Copy out every line in the entries below that includes "CONFIGURATION".

[[ Given records, beginning ]]

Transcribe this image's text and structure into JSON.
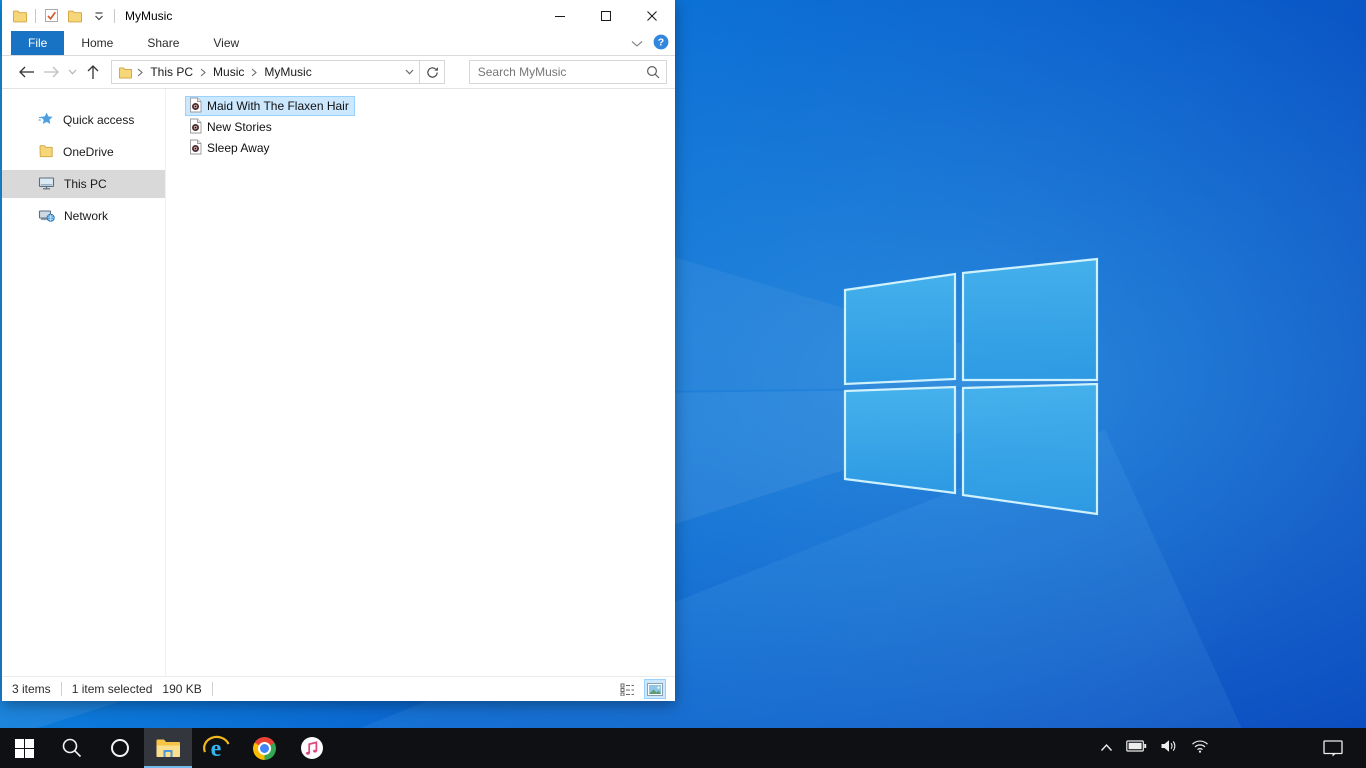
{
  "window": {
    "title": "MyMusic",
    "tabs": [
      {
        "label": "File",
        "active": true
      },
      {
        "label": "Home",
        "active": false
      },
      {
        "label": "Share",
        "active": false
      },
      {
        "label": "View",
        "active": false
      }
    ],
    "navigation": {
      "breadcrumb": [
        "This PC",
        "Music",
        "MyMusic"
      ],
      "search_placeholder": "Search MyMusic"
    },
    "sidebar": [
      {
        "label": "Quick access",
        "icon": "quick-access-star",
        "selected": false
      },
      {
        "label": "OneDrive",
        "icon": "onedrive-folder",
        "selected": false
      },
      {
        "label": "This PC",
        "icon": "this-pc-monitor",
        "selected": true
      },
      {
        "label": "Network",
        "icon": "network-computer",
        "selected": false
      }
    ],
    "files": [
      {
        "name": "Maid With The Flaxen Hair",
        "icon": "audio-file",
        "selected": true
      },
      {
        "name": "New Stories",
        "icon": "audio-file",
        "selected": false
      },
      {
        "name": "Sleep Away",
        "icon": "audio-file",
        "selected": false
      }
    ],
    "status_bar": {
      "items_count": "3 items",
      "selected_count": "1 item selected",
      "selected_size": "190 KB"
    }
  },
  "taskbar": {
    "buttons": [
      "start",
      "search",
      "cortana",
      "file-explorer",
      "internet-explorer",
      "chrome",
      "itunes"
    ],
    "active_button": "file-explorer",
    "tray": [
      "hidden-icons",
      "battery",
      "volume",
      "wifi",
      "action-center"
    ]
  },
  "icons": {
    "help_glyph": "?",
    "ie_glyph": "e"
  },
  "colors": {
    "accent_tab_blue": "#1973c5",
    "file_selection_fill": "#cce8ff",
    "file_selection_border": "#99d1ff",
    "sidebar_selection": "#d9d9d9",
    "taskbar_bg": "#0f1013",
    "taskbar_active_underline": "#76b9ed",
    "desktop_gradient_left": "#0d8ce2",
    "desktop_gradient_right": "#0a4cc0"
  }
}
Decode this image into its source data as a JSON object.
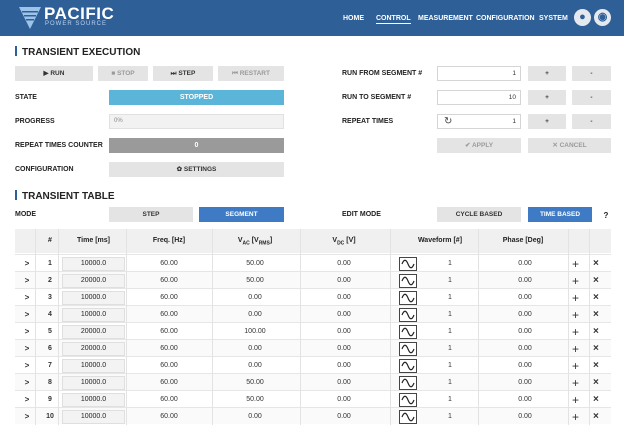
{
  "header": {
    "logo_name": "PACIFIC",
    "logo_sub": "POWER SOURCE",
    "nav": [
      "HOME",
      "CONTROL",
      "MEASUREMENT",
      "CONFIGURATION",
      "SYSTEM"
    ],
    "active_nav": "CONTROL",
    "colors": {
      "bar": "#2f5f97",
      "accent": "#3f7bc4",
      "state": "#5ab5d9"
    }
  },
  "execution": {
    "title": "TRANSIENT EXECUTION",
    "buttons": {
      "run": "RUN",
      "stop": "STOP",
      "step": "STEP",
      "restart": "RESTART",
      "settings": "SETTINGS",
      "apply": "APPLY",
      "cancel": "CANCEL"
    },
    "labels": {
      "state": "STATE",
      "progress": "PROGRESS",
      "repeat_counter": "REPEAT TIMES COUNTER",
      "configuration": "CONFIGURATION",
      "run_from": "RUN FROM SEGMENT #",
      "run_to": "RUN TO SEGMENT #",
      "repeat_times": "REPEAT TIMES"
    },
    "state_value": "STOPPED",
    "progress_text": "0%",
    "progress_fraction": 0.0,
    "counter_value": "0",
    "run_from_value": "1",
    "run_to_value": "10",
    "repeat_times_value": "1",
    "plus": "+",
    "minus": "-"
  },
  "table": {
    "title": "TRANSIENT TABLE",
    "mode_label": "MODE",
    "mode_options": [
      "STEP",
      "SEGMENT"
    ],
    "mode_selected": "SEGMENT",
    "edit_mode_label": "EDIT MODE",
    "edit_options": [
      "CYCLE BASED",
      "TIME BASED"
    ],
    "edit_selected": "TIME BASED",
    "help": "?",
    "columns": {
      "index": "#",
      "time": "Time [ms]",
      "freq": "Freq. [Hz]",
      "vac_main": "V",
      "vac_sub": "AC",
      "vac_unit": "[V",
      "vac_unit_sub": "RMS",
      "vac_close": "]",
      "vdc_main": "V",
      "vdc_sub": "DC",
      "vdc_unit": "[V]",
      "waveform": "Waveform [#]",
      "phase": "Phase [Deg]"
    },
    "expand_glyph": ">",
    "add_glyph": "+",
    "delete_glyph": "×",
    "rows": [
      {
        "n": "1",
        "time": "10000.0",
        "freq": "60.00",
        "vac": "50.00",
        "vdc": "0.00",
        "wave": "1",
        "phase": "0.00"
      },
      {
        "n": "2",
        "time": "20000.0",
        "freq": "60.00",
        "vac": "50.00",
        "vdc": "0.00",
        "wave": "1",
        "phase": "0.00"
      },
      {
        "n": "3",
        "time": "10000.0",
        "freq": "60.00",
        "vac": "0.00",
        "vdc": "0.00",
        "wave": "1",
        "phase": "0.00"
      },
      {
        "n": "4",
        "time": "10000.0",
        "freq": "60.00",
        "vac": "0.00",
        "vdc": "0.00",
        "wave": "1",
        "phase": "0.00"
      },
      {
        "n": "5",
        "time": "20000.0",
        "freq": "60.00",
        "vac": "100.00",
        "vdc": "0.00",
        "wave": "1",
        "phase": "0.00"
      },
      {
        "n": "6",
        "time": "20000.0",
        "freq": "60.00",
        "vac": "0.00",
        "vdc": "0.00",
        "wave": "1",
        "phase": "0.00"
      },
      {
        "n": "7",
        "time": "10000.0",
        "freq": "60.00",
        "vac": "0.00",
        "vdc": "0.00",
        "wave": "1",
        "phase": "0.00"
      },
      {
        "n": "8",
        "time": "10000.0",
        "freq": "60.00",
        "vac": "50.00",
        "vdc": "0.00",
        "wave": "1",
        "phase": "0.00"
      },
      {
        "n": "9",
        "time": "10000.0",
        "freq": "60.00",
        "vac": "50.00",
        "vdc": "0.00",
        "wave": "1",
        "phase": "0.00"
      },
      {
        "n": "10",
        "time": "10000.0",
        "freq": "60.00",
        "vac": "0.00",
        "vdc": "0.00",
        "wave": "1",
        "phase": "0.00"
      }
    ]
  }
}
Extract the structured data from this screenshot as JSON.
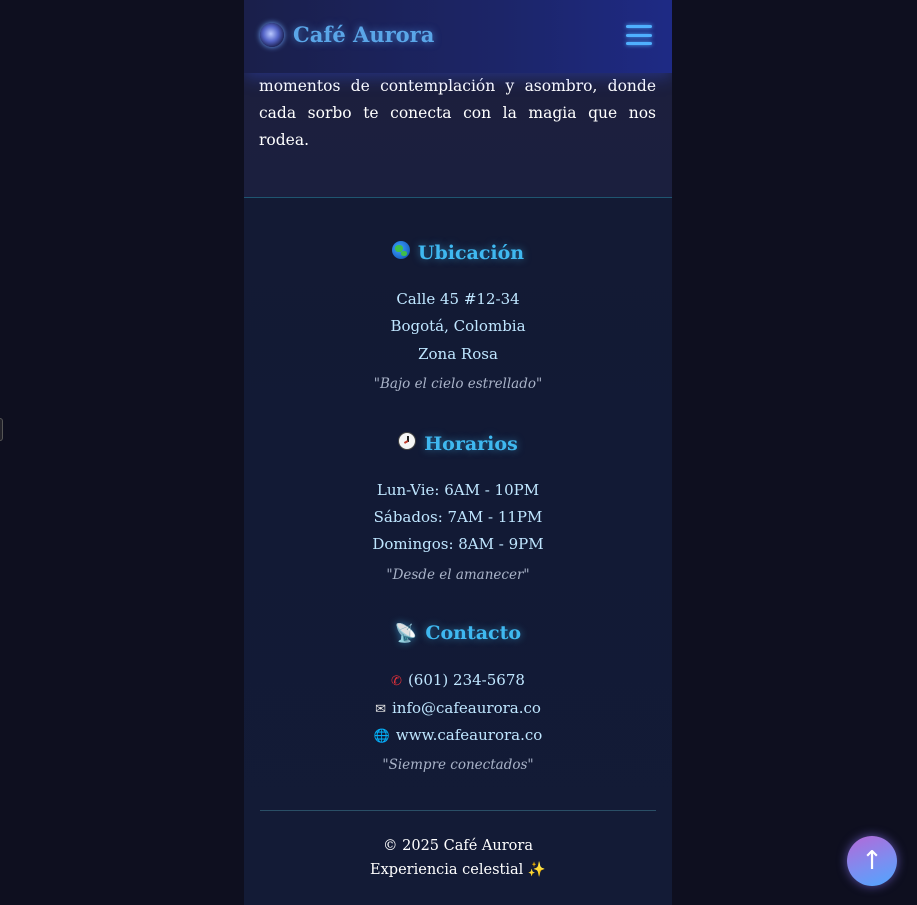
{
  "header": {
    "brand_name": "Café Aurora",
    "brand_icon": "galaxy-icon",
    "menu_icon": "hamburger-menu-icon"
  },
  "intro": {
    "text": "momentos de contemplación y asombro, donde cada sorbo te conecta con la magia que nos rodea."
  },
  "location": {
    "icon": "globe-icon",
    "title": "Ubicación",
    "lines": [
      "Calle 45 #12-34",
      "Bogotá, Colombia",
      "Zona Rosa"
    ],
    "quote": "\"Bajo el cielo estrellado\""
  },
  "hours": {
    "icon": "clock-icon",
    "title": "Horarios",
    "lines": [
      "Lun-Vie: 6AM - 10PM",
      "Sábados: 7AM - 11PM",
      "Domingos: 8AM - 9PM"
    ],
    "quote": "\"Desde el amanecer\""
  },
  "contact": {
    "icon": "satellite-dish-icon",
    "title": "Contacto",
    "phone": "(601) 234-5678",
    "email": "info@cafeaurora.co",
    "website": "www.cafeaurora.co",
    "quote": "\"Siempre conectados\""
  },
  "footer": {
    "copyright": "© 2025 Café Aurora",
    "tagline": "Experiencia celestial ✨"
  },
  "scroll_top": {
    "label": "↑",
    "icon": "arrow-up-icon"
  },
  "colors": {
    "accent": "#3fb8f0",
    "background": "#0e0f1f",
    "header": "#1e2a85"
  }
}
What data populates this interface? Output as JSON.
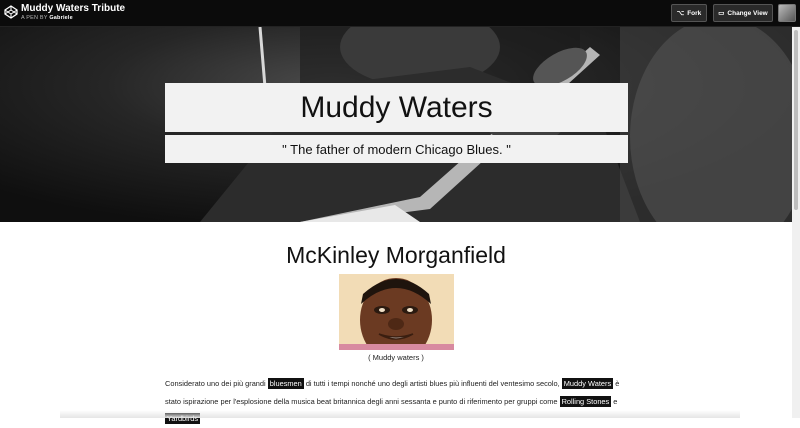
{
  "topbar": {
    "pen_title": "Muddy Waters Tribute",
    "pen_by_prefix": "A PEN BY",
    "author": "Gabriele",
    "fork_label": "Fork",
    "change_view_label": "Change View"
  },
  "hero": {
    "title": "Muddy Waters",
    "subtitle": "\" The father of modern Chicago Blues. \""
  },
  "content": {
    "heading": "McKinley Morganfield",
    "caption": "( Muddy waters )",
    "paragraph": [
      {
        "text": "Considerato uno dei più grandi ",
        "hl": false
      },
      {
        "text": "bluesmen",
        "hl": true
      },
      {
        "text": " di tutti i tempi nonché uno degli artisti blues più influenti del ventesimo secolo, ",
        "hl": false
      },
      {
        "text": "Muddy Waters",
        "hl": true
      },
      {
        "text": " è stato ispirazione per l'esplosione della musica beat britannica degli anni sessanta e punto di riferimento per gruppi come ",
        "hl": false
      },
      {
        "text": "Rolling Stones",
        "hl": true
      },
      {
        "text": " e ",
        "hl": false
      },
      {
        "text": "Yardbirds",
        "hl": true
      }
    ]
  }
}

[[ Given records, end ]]

Exercise result:
      "CONFIGURATION",
      "configuration": "CONFIGURATION",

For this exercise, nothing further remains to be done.